#### The data
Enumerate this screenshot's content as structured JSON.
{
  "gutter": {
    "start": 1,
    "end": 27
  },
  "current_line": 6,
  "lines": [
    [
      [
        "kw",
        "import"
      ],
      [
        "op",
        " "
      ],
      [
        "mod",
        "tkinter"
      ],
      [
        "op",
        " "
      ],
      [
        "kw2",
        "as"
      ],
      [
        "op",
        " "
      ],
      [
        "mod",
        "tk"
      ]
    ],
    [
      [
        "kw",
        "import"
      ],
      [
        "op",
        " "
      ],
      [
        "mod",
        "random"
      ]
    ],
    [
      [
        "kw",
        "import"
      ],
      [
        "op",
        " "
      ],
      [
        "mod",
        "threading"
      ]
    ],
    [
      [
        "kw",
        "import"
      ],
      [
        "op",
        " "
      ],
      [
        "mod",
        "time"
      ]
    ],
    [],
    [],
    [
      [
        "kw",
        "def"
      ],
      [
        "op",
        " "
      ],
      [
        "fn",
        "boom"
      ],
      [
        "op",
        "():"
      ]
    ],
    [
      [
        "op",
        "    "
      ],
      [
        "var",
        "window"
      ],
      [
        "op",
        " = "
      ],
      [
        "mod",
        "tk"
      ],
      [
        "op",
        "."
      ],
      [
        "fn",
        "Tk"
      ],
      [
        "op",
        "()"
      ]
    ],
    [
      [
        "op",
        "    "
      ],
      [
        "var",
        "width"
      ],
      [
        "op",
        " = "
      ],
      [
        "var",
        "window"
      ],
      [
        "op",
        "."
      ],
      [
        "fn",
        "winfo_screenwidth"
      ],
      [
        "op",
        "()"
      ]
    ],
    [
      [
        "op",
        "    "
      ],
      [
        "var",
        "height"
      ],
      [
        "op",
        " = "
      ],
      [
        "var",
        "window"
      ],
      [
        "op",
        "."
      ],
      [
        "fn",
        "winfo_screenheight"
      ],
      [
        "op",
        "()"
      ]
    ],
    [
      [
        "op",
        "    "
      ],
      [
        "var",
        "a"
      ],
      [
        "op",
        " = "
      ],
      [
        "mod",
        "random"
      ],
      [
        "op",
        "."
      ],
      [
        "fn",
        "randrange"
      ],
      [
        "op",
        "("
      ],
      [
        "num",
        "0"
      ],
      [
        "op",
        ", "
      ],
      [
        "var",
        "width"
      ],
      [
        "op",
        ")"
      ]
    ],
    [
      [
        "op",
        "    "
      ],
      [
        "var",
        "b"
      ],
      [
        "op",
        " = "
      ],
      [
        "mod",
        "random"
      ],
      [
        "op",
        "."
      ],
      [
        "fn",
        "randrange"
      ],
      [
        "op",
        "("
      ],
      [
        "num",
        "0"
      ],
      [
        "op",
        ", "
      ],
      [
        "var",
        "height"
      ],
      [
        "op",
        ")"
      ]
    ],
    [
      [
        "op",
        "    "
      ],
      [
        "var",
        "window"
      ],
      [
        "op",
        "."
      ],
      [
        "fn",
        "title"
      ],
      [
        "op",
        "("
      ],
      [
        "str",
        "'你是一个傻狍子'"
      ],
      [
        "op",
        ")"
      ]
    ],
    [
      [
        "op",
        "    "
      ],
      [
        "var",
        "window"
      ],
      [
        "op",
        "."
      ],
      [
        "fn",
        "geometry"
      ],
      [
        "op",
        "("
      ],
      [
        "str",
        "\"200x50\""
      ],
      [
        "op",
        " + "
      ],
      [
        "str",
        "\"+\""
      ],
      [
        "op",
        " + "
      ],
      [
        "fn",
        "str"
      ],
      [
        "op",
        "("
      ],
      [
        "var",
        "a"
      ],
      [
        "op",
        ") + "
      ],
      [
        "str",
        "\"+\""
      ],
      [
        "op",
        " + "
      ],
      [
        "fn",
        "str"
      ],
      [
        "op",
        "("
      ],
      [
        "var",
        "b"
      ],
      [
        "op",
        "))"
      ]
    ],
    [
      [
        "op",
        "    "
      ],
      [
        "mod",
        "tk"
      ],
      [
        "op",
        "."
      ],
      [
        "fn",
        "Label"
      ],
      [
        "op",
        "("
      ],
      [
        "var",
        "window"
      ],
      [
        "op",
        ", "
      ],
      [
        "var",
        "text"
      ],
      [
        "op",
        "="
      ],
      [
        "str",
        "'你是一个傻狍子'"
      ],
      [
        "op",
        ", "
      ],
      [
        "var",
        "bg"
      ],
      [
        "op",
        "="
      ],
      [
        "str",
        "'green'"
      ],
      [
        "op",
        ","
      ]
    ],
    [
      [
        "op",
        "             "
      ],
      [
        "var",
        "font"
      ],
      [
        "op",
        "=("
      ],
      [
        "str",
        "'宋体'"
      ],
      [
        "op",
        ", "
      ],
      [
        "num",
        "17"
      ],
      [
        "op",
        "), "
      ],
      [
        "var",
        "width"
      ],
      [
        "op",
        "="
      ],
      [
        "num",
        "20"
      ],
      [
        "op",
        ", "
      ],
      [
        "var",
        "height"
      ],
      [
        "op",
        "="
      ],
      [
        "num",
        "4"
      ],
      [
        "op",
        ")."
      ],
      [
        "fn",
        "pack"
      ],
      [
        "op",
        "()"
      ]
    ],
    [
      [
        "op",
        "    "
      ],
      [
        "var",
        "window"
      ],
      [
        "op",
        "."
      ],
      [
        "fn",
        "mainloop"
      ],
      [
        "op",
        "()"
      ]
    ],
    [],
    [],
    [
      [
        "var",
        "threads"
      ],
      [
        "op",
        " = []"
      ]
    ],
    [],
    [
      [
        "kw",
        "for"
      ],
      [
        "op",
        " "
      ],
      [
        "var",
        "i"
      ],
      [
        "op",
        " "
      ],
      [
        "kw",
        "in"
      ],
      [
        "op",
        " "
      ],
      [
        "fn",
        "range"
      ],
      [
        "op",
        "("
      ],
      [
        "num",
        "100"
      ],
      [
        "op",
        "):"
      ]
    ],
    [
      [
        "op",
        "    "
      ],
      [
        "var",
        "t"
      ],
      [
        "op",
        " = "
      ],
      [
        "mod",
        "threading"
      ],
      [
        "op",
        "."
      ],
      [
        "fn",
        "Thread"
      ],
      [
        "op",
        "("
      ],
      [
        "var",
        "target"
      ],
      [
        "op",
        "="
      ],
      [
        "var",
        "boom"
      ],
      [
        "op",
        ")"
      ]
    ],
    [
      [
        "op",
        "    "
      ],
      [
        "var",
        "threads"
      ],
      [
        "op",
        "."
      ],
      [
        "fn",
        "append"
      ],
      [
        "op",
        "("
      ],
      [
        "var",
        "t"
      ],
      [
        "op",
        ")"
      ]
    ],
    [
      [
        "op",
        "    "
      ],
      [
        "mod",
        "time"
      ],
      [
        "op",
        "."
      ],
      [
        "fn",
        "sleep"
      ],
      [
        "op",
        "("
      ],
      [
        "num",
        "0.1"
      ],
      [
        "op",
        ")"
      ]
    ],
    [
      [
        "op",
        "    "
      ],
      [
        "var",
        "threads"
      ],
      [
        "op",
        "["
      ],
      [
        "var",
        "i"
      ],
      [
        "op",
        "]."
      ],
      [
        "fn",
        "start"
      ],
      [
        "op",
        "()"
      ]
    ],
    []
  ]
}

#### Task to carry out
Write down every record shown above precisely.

#### Answer for the task
Enumerate this screenshot's content as structured JSON.
{
  "gutter": {
    "start": 1,
    "end": 27
  },
  "current_line": 6,
  "lines": [
    [
      [
        "kw",
        "import"
      ],
      [
        "op",
        " "
      ],
      [
        "mod",
        "tkinter"
      ],
      [
        "op",
        " "
      ],
      [
        "kw2",
        "as"
      ],
      [
        "op",
        " "
      ],
      [
        "mod",
        "tk"
      ]
    ],
    [
      [
        "kw",
        "import"
      ],
      [
        "op",
        " "
      ],
      [
        "mod",
        "random"
      ]
    ],
    [
      [
        "kw",
        "import"
      ],
      [
        "op",
        " "
      ],
      [
        "mod",
        "threading"
      ]
    ],
    [
      [
        "kw",
        "import"
      ],
      [
        "op",
        " "
      ],
      [
        "mod",
        "time"
      ]
    ],
    [],
    [],
    [
      [
        "kw",
        "def"
      ],
      [
        "op",
        " "
      ],
      [
        "fn",
        "boom"
      ],
      [
        "op",
        "():"
      ]
    ],
    [
      [
        "op",
        "    "
      ],
      [
        "var",
        "window"
      ],
      [
        "op",
        " = "
      ],
      [
        "mod",
        "tk"
      ],
      [
        "op",
        "."
      ],
      [
        "fn",
        "Tk"
      ],
      [
        "op",
        "()"
      ]
    ],
    [
      [
        "op",
        "    "
      ],
      [
        "var",
        "width"
      ],
      [
        "op",
        " = "
      ],
      [
        "var",
        "window"
      ],
      [
        "op",
        "."
      ],
      [
        "fn",
        "winfo_screenwidth"
      ],
      [
        "op",
        "()"
      ]
    ],
    [
      [
        "op",
        "    "
      ],
      [
        "var",
        "height"
      ],
      [
        "op",
        " = "
      ],
      [
        "var",
        "window"
      ],
      [
        "op",
        "."
      ],
      [
        "fn",
        "winfo_screenheight"
      ],
      [
        "op",
        "()"
      ]
    ],
    [
      [
        "op",
        "    "
      ],
      [
        "var",
        "a"
      ],
      [
        "op",
        " = "
      ],
      [
        "mod",
        "random"
      ],
      [
        "op",
        "."
      ],
      [
        "fn",
        "randrange"
      ],
      [
        "op",
        "("
      ],
      [
        "num",
        "0"
      ],
      [
        "op",
        ", "
      ],
      [
        "var",
        "width"
      ],
      [
        "op",
        ")"
      ]
    ],
    [
      [
        "op",
        "    "
      ],
      [
        "var",
        "b"
      ],
      [
        "op",
        " = "
      ],
      [
        "mod",
        "random"
      ],
      [
        "op",
        "."
      ],
      [
        "fn",
        "randrange"
      ],
      [
        "op",
        "("
      ],
      [
        "num",
        "0"
      ],
      [
        "op",
        ", "
      ],
      [
        "var",
        "height"
      ],
      [
        "op",
        ")"
      ]
    ],
    [
      [
        "op",
        "    "
      ],
      [
        "var",
        "window"
      ],
      [
        "op",
        "."
      ],
      [
        "fn",
        "title"
      ],
      [
        "op",
        "("
      ],
      [
        "str",
        "'你是一个傻狍子'"
      ],
      [
        "op",
        ")"
      ]
    ],
    [
      [
        "op",
        "    "
      ],
      [
        "var",
        "window"
      ],
      [
        "op",
        "."
      ],
      [
        "fn",
        "geometry"
      ],
      [
        "op",
        "("
      ],
      [
        "str",
        "\"200x50\""
      ],
      [
        "op",
        " + "
      ],
      [
        "str",
        "\"+\""
      ],
      [
        "op",
        " + "
      ],
      [
        "fn",
        "str"
      ],
      [
        "op",
        "("
      ],
      [
        "var",
        "a"
      ],
      [
        "op",
        ") + "
      ],
      [
        "str",
        "\"+\""
      ],
      [
        "op",
        " + "
      ],
      [
        "fn",
        "str"
      ],
      [
        "op",
        "("
      ],
      [
        "var",
        "b"
      ],
      [
        "op",
        "))"
      ]
    ],
    [
      [
        "op",
        "    "
      ],
      [
        "mod",
        "tk"
      ],
      [
        "op",
        "."
      ],
      [
        "fn",
        "Label"
      ],
      [
        "op",
        "("
      ],
      [
        "var",
        "window"
      ],
      [
        "op",
        ", "
      ],
      [
        "var",
        "text"
      ],
      [
        "op",
        "="
      ],
      [
        "str",
        "'你是一个傻狍子'"
      ],
      [
        "op",
        ", "
      ],
      [
        "var",
        "bg"
      ],
      [
        "op",
        "="
      ],
      [
        "str",
        "'green'"
      ],
      [
        "op",
        ","
      ]
    ],
    [
      [
        "op",
        "             "
      ],
      [
        "var",
        "font"
      ],
      [
        "op",
        "=("
      ],
      [
        "str",
        "'宋体'"
      ],
      [
        "op",
        ", "
      ],
      [
        "num",
        "17"
      ],
      [
        "op",
        "), "
      ],
      [
        "var",
        "width"
      ],
      [
        "op",
        "="
      ],
      [
        "num",
        "20"
      ],
      [
        "op",
        ", "
      ],
      [
        "var",
        "height"
      ],
      [
        "op",
        "="
      ],
      [
        "num",
        "4"
      ],
      [
        "op",
        ")."
      ],
      [
        "fn",
        "pack"
      ],
      [
        "op",
        "()"
      ]
    ],
    [
      [
        "op",
        "    "
      ],
      [
        "var",
        "window"
      ],
      [
        "op",
        "."
      ],
      [
        "fn",
        "mainloop"
      ],
      [
        "op",
        "()"
      ]
    ],
    [],
    [],
    [
      [
        "var",
        "threads"
      ],
      [
        "op",
        " = []"
      ]
    ],
    [],
    [
      [
        "kw",
        "for"
      ],
      [
        "op",
        " "
      ],
      [
        "var",
        "i"
      ],
      [
        "op",
        " "
      ],
      [
        "kw",
        "in"
      ],
      [
        "op",
        " "
      ],
      [
        "fn",
        "range"
      ],
      [
        "op",
        "("
      ],
      [
        "num",
        "100"
      ],
      [
        "op",
        "):"
      ]
    ],
    [
      [
        "op",
        "    "
      ],
      [
        "var",
        "t"
      ],
      [
        "op",
        " = "
      ],
      [
        "mod",
        "threading"
      ],
      [
        "op",
        "."
      ],
      [
        "fn",
        "Thread"
      ],
      [
        "op",
        "("
      ],
      [
        "var",
        "target"
      ],
      [
        "op",
        "="
      ],
      [
        "var",
        "boom"
      ],
      [
        "op",
        ")"
      ]
    ],
    [
      [
        "op",
        "    "
      ],
      [
        "var",
        "threads"
      ],
      [
        "op",
        "."
      ],
      [
        "fn",
        "append"
      ],
      [
        "op",
        "("
      ],
      [
        "var",
        "t"
      ],
      [
        "op",
        ")"
      ]
    ],
    [
      [
        "op",
        "    "
      ],
      [
        "mod",
        "time"
      ],
      [
        "op",
        "."
      ],
      [
        "fn",
        "sleep"
      ],
      [
        "op",
        "("
      ],
      [
        "num",
        "0.1"
      ],
      [
        "op",
        ")"
      ]
    ],
    [
      [
        "op",
        "    "
      ],
      [
        "var",
        "threads"
      ],
      [
        "op",
        "["
      ],
      [
        "var",
        "i"
      ],
      [
        "op",
        "]."
      ],
      [
        "fn",
        "start"
      ],
      [
        "op",
        "()"
      ]
    ],
    []
  ]
}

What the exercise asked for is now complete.